Saturday, December 13, 2003

Trajan & Plotina: A Review

Novel by David Corson
Review by Irene Hahn

Based on Julian Bennett's excellent imperial biography Trajan: Optimus Princeps, the novel is a fount of information about the reign of Trajan. However, it is curiously lifeless at times. This may be due to the characters of Trajan and Plotina, which do not lend themselves to much drama or tension, especially as Mr. Corson chose to ignore ancient gossip about Plotina and Hadrian, and accepts Plotina's quiescence to a sexually unfulfilled marriage. Had he not done this, the story might have had a bit more spark. Among the other characters, only Hadrian comes through as a more complex personality.

The author unfortunately passed away during the--apparently--final draft stage of the book, and the book was published by iUnverse, and thus lacked an attentive editor, who might have tightened the story somewhat.

Nonetheless, for those readers interested in Trajan and his times without wanting to plod their way through a learned biography, the book should be a good read.

Wednesday, December 10, 2003

The Sacred Land

by H. N. Turteltaub

"In Over the Wine-Dark Sea and The Gryphon’s Skull, H. N. Turteltaub brought to life the teeming world of maritime Greece, in the unsettled years following the death of Alexander the Great. Now Menedemos and Sostratos, those dauntless capitalists of the third century B.C., have set sail again--this time to Phoenicia. There Menedemos will spend the summer trading, while his cousin Sostratos travels inland to the little-known country of Ioudaia, with its strange people and their even stranger religious obsessions.

In theory, Sostratos is going in search of cheap balsam, a perfume much in demand in the Mediterranean world. In truth, scholarly Sostratos just wants to get a good look at a part of the world unknown to most Hellenes. And the last thing he wants is to have to take along a bunch of sailors from the Aphrodite as his bodyguards."

Get Out or Die

By Jane Finnis

"Ill-fated legionnaires contend with a ruthless band of guerrillas seeking to rid their homeland of unwanted occupiers. Tensions run high as headless bodies begin appearing along the roadways of remote Brigantia, the adopted home of plucky Aurelia Marcella and her sister Albia, who are keepers of the Oak Tree Mansio, an inn catering to the elite of the empire's 'raw new province.' Crudely carved discs bearing the title's ominous words are hung on each new corpse, and the same menacing phrase mysteriously appears on Aurelia's barn shortly before a savage nighttime attack by the 'Shadow-men,' a rebel group believed to be led by a Roman turncoat."

Friday, December 05, 2003

"The Secundus Papyrus"

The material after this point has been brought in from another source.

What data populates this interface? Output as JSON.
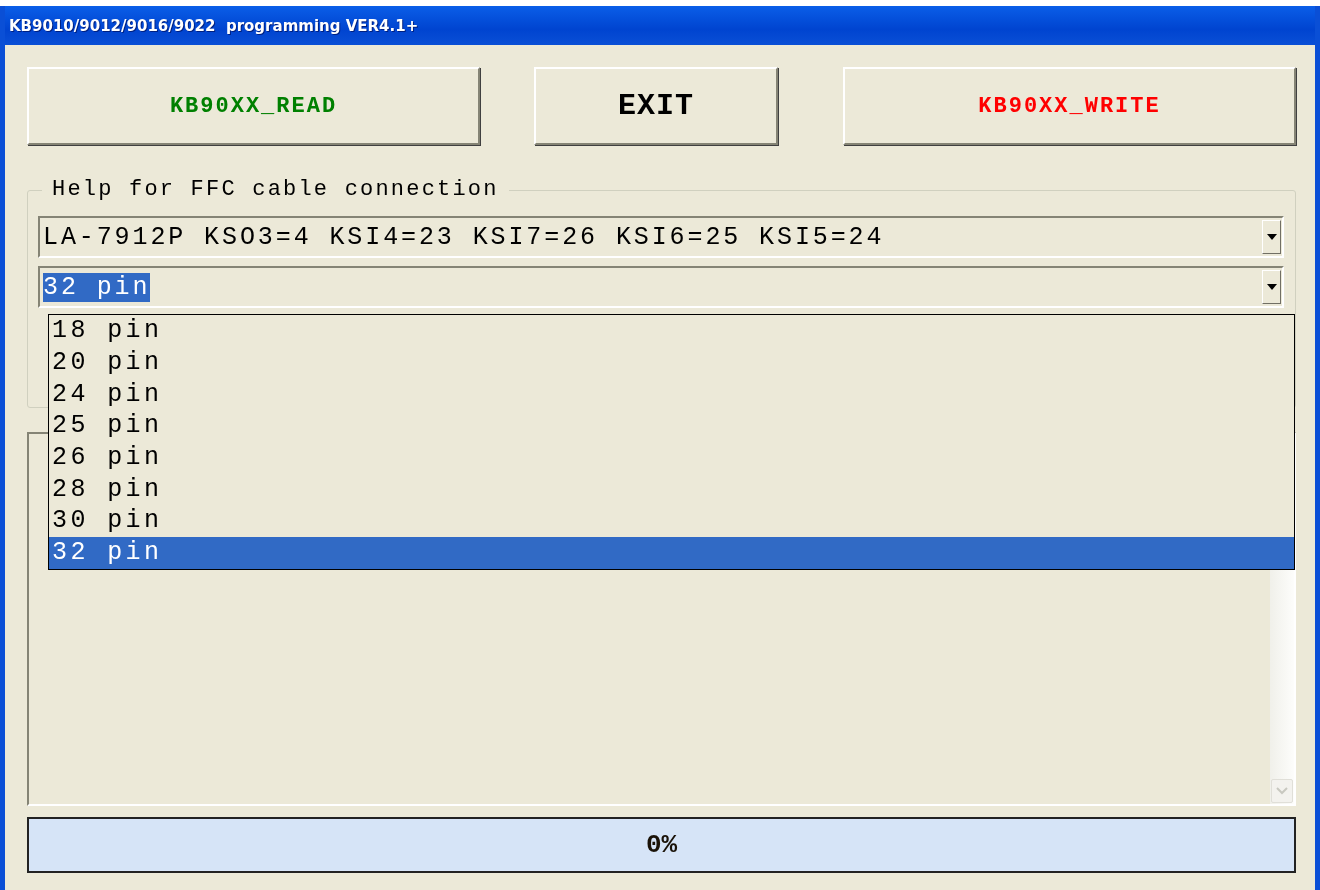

"Getorius, a physician, and Arcadia, his beautiful wife and medical apprentice, embark on a journey during a time shrouded in mystery.
Getorius and Arcadia are summoned to determine the monk's cause of death. Shortly after, the couple, along with several other colorful characters, are invited to the palace of Galla Placidia, a Gothic Empress and mother of Flavius Placidus, the Emperor of the Western Roman Empire.
While on an impromptu tour of the palace's new mausoleum, an ancient papyrus is found in a booby-trapped wall niche.
One by one those present at the discovery of the papyrus begin to die.
Getorius and Arcadia know the contents of the papyrus could have a huge and devastating effect on not only the empire, but on the future of mankind as well. Wondering when they themselves could fall victim to the killer, they try to answer seemingly endless questions. Was the papyrus forged? Who hid it in the booby-trapped mausoleum? Who knows about it, and what will they do with its contents? And what is the meaning of the symbol of a cockerel or rooster that keeps appearing in unexpected places?"